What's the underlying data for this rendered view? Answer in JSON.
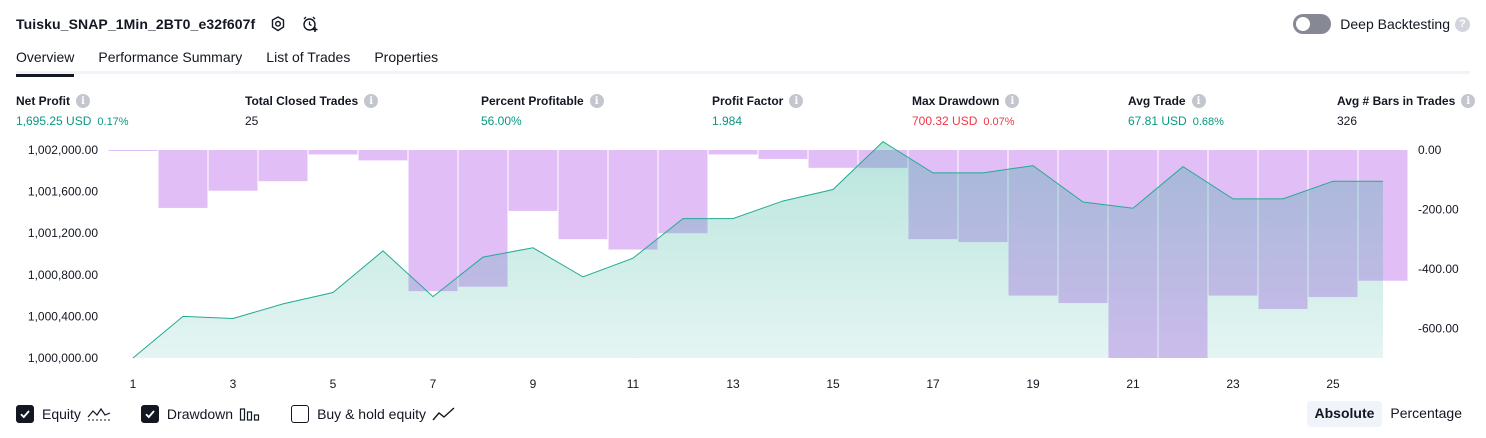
{
  "header": {
    "strategy_name": "Tuisku_SNAP_1Min_2BT0_e32f607f",
    "deep_backtesting_label": "Deep Backtesting",
    "deep_backtesting_enabled": false
  },
  "tabs": [
    {
      "label": "Overview",
      "active": true
    },
    {
      "label": "Performance Summary",
      "active": false
    },
    {
      "label": "List of Trades",
      "active": false
    },
    {
      "label": "Properties",
      "active": false
    }
  ],
  "stats": {
    "net_profit": {
      "title": "Net Profit",
      "value": "1,695.25 USD",
      "pct": "0.17%"
    },
    "total_closed_trades": {
      "title": "Total Closed Trades",
      "value": "25"
    },
    "percent_profitable": {
      "title": "Percent Profitable",
      "value": "56.00%"
    },
    "profit_factor": {
      "title": "Profit Factor",
      "value": "1.984"
    },
    "max_drawdown": {
      "title": "Max Drawdown",
      "value": "700.32 USD",
      "pct": "0.07%"
    },
    "avg_trade": {
      "title": "Avg Trade",
      "value": "67.81 USD",
      "pct": "0.68%"
    },
    "avg_bars": {
      "title": "Avg # Bars in Trades",
      "value": "326"
    }
  },
  "chart_data": {
    "type": "area",
    "left_axis_ticks": [
      "1,002,000.00",
      "1,001,600.00",
      "1,001,200.00",
      "1,000,800.00",
      "1,000,400.00",
      "1,000,000.00"
    ],
    "right_axis_ticks": [
      "0.00",
      "-200.00",
      "-400.00",
      "-600.00"
    ],
    "x_ticks": [
      "1",
      "3",
      "5",
      "7",
      "9",
      "11",
      "13",
      "15",
      "17",
      "19",
      "21",
      "23",
      "25"
    ],
    "left_ylim": [
      1000000,
      1002000
    ],
    "right_ylim": [
      -700,
      0
    ],
    "series": [
      {
        "name": "Equity",
        "color": "#22ab94",
        "x": [
          1,
          2,
          3,
          4,
          5,
          6,
          7,
          8,
          9,
          10,
          11,
          12,
          13,
          14,
          15,
          16,
          17,
          18,
          19,
          20,
          21,
          22,
          23,
          24,
          25,
          26
        ],
        "values": [
          1000000,
          1000400,
          1000380,
          1000520,
          1000630,
          1001030,
          1000590,
          1000970,
          1001060,
          1000780,
          1000960,
          1001340,
          1001340,
          1001510,
          1001620,
          1002080,
          1001780,
          1001780,
          1001850,
          1001500,
          1001440,
          1001840,
          1001530,
          1001530,
          1001700,
          1001700
        ]
      },
      {
        "name": "Drawdown",
        "color": "#ce93f2",
        "x": [
          1,
          2,
          3,
          4,
          5,
          6,
          7,
          8,
          9,
          10,
          11,
          12,
          13,
          14,
          15,
          16,
          17,
          18,
          19,
          20,
          21,
          22,
          23,
          24,
          25,
          26
        ],
        "values": [
          -3,
          -195,
          -137,
          -105,
          -15,
          -35,
          -475,
          -460,
          -205,
          -300,
          -335,
          -280,
          -15,
          -30,
          -60,
          -60,
          -300,
          -310,
          -490,
          -515,
          -700,
          -700,
          -490,
          -535,
          -495,
          -440
        ]
      }
    ],
    "grid": false
  },
  "legend": {
    "items": [
      {
        "label": "Equity",
        "checked": true
      },
      {
        "label": "Drawdown",
        "checked": true
      },
      {
        "label": "Buy & hold equity",
        "checked": false
      }
    ]
  },
  "modes": [
    {
      "label": "Absolute",
      "active": true
    },
    {
      "label": "Percentage",
      "active": false
    }
  ]
}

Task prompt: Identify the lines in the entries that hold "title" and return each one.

Your response:
      "title": "Net Profit",
      "title": "Total Closed Trades",
      "title": "Percent Profitable",
      "title": "Profit Factor",
      "title": "Max Drawdown",
      "title": "Avg Trade",
      "title": "Avg # Bars in Trades",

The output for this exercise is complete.